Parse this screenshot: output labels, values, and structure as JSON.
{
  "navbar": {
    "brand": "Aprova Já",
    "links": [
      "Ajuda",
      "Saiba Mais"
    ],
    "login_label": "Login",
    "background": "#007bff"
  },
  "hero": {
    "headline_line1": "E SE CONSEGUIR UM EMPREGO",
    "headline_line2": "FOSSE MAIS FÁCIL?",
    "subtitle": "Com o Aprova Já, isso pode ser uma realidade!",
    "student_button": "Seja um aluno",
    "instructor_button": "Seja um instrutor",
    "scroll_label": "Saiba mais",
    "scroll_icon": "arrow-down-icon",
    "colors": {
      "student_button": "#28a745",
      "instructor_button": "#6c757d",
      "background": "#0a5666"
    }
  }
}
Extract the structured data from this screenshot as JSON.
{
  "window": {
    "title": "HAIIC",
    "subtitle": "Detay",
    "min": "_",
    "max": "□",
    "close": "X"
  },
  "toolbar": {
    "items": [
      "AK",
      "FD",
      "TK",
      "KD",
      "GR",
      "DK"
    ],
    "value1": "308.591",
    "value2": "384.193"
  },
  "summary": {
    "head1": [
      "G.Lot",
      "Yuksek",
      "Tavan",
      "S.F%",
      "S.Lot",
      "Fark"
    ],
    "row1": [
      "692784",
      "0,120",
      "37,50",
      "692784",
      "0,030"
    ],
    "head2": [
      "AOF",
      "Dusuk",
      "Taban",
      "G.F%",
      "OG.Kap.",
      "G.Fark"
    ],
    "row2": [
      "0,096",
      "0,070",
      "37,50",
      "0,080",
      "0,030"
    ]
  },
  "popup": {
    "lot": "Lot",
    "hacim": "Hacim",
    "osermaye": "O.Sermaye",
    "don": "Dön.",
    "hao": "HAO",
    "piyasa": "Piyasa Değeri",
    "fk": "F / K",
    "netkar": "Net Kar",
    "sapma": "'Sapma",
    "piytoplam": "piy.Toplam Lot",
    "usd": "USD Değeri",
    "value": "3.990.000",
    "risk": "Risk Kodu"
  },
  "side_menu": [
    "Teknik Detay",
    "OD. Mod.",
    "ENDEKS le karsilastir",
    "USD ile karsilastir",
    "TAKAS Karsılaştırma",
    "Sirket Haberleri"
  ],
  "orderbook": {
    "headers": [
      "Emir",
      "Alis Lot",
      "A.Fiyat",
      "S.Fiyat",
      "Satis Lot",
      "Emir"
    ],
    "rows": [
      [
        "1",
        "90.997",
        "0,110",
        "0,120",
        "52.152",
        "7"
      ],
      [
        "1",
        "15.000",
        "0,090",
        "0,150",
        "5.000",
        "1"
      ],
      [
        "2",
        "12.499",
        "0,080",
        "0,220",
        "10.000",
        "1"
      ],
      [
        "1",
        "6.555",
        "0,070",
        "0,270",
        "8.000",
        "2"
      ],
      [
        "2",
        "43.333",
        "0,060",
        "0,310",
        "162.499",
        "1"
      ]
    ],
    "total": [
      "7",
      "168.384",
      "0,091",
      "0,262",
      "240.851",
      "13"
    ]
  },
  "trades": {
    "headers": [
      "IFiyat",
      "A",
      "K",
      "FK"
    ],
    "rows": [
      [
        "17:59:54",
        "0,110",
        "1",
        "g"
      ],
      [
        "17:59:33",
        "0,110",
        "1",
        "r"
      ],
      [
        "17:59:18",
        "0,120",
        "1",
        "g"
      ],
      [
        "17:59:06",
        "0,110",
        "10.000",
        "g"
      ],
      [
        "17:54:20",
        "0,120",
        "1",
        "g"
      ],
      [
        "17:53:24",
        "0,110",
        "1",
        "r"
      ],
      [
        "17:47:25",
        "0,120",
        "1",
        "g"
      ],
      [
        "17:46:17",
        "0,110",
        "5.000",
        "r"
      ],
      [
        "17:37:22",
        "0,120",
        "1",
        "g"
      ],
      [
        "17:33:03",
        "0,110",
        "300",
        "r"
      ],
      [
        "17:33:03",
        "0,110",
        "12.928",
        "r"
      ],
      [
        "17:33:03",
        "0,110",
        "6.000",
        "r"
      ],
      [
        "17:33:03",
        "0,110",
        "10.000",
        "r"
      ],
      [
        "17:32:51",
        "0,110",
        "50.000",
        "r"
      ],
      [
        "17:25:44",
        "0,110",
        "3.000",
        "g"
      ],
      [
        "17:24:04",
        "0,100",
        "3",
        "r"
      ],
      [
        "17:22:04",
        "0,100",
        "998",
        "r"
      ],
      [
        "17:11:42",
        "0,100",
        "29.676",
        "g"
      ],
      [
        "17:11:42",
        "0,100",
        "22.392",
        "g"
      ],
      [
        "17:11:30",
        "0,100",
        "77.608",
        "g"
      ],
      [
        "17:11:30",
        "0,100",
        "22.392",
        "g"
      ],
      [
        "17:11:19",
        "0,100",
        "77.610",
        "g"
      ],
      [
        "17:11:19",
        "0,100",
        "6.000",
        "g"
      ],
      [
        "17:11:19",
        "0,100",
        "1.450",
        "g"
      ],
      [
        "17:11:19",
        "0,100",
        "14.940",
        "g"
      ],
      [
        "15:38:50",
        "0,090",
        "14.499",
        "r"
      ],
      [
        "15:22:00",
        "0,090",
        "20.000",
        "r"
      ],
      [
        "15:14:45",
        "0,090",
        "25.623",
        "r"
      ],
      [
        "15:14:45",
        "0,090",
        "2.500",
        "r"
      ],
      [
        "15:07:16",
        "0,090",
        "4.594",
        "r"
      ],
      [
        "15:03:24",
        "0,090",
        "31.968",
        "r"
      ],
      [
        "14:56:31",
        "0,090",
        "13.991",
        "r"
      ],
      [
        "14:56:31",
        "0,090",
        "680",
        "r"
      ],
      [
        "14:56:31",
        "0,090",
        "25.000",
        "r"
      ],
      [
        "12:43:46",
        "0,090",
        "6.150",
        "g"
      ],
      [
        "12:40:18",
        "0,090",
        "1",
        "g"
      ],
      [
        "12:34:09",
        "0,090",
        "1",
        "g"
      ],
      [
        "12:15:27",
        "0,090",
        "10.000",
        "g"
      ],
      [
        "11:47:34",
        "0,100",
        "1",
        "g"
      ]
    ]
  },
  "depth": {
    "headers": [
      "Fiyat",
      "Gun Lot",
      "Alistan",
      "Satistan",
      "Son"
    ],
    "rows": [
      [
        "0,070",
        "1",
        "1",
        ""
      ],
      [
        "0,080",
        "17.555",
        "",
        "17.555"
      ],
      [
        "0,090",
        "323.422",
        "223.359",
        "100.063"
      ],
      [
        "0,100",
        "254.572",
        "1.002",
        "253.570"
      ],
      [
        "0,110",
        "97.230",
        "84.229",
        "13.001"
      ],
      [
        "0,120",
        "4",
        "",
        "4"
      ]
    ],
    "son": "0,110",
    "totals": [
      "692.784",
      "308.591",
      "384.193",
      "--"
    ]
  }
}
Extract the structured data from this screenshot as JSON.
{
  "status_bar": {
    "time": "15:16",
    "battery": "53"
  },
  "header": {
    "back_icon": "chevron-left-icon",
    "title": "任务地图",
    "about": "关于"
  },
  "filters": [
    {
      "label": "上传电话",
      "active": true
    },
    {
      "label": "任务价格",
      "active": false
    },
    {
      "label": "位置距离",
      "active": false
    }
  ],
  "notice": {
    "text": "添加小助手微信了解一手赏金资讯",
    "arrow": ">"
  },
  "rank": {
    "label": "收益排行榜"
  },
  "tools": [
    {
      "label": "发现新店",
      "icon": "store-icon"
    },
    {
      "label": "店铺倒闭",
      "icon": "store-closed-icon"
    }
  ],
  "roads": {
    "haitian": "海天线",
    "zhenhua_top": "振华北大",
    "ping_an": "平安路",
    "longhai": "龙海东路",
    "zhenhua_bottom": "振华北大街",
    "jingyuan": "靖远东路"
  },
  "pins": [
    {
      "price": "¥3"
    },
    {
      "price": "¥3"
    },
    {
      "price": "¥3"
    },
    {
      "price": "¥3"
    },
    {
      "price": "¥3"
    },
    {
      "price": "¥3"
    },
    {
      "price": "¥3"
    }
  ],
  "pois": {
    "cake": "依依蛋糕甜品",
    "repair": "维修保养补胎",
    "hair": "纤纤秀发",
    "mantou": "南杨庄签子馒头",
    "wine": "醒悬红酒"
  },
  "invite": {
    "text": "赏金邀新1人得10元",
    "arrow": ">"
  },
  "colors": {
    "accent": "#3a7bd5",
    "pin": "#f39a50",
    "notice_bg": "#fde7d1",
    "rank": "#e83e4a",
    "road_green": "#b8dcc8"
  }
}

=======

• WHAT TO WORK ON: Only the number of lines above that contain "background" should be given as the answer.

• EXERCISE ANSWER: 2